Or sometimes, one meta-level farther up: an abstract notion of human values according to humans' own aggregated understanding, bootstrapped in a dynamic whose starting point was close to my own best understanding of the terms.

Aligned values that should be used for optimization, even if they can be defined by something like extrapolated volition, are not tractable (ready for immediate use), so an AGI can't be aligned in this sense directly. Optimization to any other values, or to an even slightly imperfect approximation of these values, is the essence of AI risk, so an aligned AGI needs to avoid hard optimization altogether until such time that aligned values become tractable (which might never actually happen).

Instead, AGI must be aligned in the sense of aspiring to attain aligned values (or at least to cooperate with their instillment) and in the sense of not causing problems and hopefully being beneficial in the meantime. AGI alignment is not about alignment of values in the present, it's about creating conditions for eventual alignment of values in the distant future.

AGI alignment is not about alignment of values in the present, it's about creating conditions for eventual alignment of values in the distant future.

What should these values in the distant future be? That's my question here.
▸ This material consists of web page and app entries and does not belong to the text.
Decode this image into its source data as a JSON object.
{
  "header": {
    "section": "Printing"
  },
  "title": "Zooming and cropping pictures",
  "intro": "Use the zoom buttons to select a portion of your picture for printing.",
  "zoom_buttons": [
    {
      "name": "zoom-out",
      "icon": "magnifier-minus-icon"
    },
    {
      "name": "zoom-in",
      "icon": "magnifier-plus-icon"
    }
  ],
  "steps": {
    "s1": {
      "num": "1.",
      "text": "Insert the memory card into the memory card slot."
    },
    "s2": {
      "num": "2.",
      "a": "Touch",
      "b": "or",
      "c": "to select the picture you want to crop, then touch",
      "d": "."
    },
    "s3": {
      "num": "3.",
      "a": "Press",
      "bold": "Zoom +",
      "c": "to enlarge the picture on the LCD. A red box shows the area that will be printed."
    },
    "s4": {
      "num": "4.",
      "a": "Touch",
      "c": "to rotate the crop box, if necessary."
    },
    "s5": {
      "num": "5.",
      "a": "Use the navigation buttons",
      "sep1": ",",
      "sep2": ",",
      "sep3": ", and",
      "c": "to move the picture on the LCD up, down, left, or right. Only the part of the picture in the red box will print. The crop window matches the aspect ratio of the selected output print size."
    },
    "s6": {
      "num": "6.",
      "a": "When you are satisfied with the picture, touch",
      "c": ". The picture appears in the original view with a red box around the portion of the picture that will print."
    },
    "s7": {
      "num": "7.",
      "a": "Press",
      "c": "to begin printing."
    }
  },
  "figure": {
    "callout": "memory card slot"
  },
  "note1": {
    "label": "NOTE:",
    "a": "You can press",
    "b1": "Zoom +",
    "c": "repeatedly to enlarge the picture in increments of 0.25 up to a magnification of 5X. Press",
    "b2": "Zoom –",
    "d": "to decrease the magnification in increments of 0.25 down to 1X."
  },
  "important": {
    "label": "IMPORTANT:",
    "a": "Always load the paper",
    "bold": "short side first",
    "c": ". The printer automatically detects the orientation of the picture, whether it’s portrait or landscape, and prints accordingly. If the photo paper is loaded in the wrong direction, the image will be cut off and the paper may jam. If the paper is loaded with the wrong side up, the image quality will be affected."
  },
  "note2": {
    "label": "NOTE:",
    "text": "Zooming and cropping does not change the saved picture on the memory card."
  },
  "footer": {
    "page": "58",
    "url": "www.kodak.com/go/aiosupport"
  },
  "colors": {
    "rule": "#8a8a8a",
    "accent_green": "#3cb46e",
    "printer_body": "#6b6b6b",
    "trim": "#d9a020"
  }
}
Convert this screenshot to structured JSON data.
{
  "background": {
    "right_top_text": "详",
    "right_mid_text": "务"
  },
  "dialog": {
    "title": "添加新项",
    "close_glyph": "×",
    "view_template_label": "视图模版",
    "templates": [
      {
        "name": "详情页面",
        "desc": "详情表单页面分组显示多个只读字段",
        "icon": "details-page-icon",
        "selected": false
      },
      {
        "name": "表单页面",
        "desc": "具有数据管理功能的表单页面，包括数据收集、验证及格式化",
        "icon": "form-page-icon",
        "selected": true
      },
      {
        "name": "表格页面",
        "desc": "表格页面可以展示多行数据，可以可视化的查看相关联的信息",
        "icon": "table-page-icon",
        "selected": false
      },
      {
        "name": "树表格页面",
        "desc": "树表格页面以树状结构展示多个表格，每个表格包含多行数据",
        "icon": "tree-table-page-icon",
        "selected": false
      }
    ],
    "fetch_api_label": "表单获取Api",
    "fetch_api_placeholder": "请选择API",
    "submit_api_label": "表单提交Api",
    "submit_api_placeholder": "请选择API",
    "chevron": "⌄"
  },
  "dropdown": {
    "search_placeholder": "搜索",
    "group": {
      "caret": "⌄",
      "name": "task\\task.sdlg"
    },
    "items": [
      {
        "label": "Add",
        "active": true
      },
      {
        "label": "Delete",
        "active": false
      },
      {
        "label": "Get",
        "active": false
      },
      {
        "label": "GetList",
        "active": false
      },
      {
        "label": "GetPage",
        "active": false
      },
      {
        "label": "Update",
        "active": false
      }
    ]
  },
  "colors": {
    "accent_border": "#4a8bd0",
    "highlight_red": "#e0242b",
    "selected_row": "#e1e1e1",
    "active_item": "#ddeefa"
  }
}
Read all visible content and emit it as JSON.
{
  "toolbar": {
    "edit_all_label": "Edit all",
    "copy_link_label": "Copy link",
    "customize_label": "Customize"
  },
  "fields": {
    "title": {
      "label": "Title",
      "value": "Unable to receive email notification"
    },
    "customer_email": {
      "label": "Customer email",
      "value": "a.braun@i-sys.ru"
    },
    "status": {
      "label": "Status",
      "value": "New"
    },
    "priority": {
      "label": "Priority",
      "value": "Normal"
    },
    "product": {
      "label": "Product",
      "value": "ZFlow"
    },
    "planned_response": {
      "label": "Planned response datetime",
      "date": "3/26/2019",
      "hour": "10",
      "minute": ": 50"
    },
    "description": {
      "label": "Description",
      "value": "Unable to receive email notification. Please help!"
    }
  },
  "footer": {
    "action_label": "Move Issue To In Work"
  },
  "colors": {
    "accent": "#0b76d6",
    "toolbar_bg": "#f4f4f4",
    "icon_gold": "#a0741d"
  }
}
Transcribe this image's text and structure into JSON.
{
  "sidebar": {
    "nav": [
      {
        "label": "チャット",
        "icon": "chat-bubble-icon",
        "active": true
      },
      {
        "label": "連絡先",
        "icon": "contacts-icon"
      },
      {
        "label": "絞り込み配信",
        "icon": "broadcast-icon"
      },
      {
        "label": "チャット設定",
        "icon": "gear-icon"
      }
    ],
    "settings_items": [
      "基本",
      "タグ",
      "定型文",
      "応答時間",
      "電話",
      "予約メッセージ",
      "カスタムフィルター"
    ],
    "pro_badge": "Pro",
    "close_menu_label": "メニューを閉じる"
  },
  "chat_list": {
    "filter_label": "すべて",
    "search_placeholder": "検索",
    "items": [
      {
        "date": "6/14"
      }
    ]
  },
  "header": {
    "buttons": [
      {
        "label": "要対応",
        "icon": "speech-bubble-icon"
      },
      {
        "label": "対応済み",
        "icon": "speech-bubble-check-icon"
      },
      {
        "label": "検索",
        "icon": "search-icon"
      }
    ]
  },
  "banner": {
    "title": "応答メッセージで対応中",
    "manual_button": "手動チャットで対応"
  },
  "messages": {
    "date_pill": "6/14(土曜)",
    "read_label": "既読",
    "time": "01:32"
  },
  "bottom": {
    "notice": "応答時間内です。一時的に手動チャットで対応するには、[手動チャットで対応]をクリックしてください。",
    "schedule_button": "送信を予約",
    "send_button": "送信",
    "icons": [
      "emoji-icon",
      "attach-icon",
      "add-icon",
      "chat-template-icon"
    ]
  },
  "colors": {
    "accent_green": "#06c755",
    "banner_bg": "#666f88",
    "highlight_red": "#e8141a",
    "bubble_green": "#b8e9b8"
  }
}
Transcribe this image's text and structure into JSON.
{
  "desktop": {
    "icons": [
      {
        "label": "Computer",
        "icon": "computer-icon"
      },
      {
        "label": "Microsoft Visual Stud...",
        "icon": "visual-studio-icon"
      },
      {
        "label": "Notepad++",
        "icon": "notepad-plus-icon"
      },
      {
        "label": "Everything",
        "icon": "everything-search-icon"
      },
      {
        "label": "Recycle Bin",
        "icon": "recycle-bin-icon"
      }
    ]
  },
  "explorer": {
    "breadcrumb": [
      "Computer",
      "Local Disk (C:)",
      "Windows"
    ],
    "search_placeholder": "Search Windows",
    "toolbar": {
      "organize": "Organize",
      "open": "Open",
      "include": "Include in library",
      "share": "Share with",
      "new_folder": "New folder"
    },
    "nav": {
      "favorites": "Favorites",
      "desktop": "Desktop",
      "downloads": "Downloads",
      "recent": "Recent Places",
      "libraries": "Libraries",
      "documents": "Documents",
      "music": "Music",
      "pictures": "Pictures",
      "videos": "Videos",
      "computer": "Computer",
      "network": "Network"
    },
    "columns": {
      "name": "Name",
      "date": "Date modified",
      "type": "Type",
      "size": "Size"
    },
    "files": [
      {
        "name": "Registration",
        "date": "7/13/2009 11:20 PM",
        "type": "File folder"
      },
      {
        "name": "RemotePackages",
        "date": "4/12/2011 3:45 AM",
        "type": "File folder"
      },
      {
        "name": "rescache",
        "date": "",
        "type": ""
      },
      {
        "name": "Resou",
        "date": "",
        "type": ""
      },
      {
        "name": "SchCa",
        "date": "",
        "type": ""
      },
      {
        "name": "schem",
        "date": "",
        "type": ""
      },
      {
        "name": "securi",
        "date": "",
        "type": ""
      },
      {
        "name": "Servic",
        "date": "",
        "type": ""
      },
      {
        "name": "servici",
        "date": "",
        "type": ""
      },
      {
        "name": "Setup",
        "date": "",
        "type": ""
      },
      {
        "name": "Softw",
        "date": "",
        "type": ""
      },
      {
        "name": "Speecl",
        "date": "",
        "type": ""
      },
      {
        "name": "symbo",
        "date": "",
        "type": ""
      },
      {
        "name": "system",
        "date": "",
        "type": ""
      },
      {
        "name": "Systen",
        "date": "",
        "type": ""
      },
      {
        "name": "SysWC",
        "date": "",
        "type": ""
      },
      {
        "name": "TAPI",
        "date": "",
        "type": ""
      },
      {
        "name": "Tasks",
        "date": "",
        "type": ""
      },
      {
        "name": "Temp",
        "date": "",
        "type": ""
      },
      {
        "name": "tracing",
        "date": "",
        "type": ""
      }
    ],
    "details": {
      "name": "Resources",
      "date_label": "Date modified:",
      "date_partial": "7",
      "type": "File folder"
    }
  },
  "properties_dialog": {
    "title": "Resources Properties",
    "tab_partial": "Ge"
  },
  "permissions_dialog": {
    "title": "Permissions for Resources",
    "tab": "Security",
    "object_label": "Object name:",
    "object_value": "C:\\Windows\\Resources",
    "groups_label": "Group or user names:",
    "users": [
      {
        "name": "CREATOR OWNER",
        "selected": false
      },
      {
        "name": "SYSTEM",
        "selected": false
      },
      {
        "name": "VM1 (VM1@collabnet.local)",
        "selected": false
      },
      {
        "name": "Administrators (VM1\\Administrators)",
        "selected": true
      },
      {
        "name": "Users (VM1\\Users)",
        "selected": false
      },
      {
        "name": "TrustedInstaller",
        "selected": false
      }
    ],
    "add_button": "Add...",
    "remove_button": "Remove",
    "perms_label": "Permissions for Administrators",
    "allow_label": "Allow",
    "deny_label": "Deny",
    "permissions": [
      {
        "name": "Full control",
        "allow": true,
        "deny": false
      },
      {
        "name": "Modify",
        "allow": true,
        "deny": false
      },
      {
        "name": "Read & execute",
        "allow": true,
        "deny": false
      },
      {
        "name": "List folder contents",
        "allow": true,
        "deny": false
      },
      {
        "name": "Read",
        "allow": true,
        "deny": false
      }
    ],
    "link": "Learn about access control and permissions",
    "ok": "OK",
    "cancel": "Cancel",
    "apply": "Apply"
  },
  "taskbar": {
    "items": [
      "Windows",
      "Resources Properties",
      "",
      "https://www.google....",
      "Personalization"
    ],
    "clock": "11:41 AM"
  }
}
2Vladimir_Nesov2mo
That was in one of the links [https://arbital.com/p/normative_extrapolated_volition/], whatever's decided after thinking carefully for a very long time, less evilly by a living civilization [https://arbital.com/p/cev/] and not an individual person. But my point is that this does not answer the question of what values one should directly align an AGI with, since this is not a tractable optimization target. And any other optimization target or its approximation that's tractable is even worse [https://arbital.com/p/orthogonality/] if given to hard optimization. So the role of values that an AGI should be aligned with is played by things people want, the current approximations to that target, optimized-for softly [https://arbital.com/p/soft_optimizer/], in a way that avoids goodhart's curse [https://arbital.com/p/goodharts_curse/], but keeps an eye on [https://arbital.com/p/hard_corrigibility/] that eventual target.
1AlignmentMirror2mo
Got it, thanks.
1Volodymyr Frolov2mo
You mean, the question is how exactly the Utility Function [https://arbital.com/p/utility_function/] is calculated for humanity's preferences? That's part of the problem. We cannot easily fit an entirety of our preferences into a simple Utility Function (which doesn't mean there's no such Utility Function which perfectly captures it, but simply means that formalization of this function is not achievable at present moment). As Robert Miles [https://www.youtube.com/c/RobertMilesAI] once said, if we encode 10 things we value the most into SuperAI's Utility Function, the 11th thing is as good as gone.
1AlignmentMirror2mo
Can you describe what you think of when you say "humanity's preferences"? The preferences of humans or human groups can and do conflict with each other, hence it is not just a question of complexity, right?
1Volodymyr Frolov2mo
I'm sure there are multiple approaches for formalizing what we mean when we say "humanity's preferences", but intuitive understanding is enough for the sake of this discussion. In my (speculative) opinion, the problem precisely is with the complexity of the Utility Function capturing this intuitive understanding. For simplicity let's say there's a single human being with transitive preferences and we want to perfectly align an AI with the preferences of this human. The cyclomatic complexity of such a perfect Utility Function can be easily higher than that of the human brain (it needs to perfectly predict the utility of every single thing "X" including all the imaginable consequences of having "X", with all these Xes that might be unknown for humanity for now).

The most naive possible answer is that by law any future AI should be designed to be part of human society. 

You are completely correct. That is indeed the most naive possible answer. And also the most X, for various values of X, none of them being good things for an answer to be.